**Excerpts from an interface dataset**
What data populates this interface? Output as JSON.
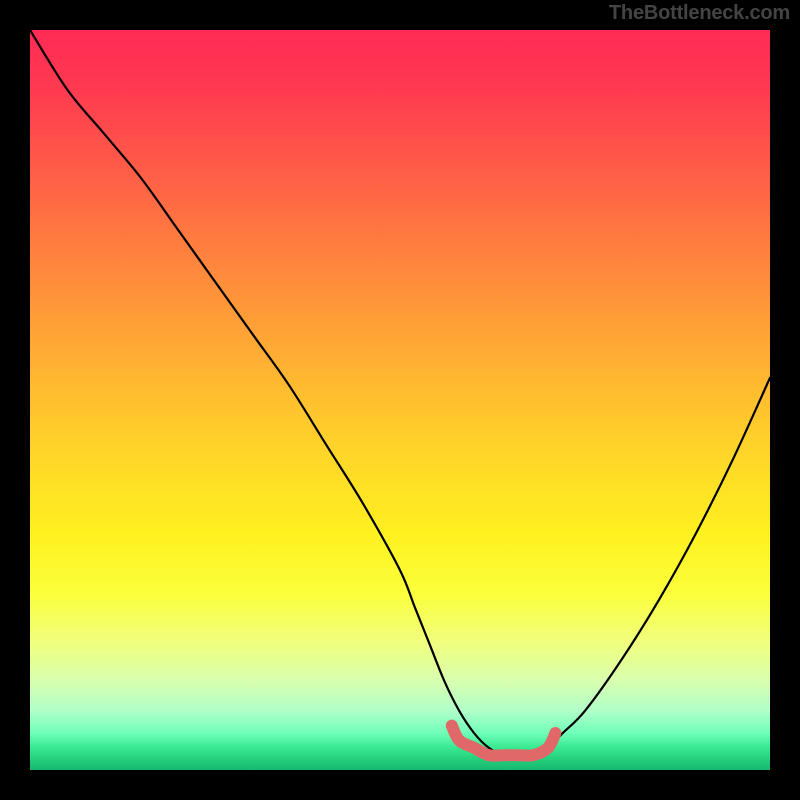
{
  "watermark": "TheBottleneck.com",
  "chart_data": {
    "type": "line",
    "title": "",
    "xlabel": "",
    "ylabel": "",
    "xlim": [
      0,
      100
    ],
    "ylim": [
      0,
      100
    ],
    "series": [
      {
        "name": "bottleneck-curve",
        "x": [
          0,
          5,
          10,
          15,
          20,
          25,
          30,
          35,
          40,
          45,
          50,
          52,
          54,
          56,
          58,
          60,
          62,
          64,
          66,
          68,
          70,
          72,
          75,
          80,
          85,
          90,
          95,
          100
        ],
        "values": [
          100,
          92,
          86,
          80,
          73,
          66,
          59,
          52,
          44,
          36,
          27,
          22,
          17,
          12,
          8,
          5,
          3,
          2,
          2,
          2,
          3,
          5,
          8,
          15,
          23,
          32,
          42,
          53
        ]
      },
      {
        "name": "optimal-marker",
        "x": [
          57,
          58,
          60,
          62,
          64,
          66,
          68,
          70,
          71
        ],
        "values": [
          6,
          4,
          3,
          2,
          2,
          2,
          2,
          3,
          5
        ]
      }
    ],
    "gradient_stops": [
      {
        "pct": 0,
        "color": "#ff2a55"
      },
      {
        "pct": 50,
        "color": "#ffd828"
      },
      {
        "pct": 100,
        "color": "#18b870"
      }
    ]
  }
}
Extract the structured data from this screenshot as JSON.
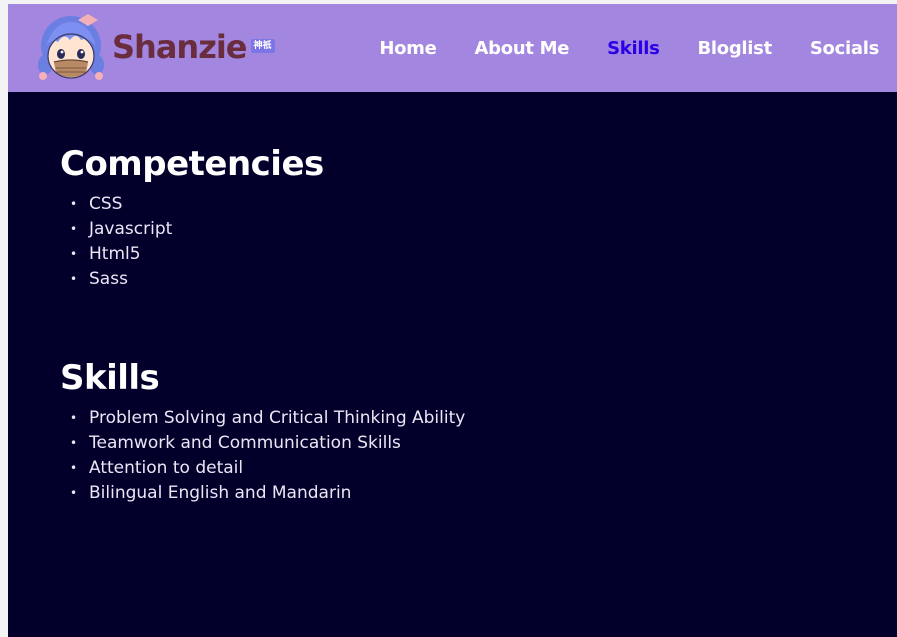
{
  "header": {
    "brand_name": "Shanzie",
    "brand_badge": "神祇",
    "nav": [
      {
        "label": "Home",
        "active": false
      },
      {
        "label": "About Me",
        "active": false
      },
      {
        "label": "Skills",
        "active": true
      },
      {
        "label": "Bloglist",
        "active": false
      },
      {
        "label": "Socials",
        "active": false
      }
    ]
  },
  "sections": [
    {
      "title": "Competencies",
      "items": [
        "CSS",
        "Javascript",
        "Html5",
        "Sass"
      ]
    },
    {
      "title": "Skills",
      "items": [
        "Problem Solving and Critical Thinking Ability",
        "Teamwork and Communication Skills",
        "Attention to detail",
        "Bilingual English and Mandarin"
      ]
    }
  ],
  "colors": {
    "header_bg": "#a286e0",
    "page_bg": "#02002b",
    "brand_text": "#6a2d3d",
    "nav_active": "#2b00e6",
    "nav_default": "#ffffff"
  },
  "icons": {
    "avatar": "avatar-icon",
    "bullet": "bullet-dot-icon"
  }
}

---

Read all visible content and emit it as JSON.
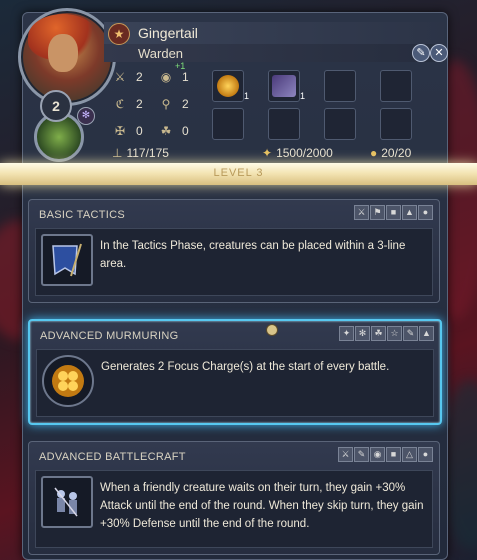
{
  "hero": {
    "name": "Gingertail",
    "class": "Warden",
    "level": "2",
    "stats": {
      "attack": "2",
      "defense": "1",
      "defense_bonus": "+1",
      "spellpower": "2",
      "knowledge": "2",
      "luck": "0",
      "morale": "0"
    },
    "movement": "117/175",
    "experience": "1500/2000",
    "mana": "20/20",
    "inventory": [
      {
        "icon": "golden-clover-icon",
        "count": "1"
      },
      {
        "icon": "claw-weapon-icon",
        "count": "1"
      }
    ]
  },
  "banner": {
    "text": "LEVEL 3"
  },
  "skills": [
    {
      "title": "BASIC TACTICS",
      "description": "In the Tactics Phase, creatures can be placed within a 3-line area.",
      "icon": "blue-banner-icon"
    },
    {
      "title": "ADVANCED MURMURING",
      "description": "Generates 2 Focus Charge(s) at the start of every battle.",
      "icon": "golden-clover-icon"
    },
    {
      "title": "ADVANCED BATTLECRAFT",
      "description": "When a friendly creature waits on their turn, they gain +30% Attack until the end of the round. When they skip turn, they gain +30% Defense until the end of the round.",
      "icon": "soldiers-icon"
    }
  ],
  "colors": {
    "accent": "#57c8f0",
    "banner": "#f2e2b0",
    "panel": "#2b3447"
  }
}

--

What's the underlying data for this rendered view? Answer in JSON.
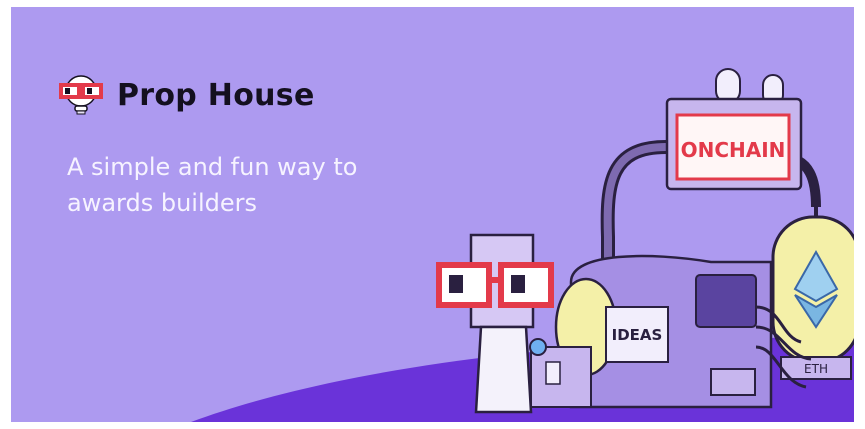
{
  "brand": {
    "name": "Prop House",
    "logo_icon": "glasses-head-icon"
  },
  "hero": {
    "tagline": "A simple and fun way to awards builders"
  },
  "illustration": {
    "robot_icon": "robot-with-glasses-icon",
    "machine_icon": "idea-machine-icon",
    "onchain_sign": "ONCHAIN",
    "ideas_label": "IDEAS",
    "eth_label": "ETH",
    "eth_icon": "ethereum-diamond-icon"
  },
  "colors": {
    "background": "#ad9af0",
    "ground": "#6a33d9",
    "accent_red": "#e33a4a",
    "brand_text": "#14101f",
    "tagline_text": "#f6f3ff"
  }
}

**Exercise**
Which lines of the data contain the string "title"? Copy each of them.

**Your response**
    "title": "",
      "title": "Competencies",
      "title": "Skills",
      "title": "BASIC TACTICS",
      "title": "ADVANCED MURMURING",
      "title": "ADVANCED BATTLECRAFT",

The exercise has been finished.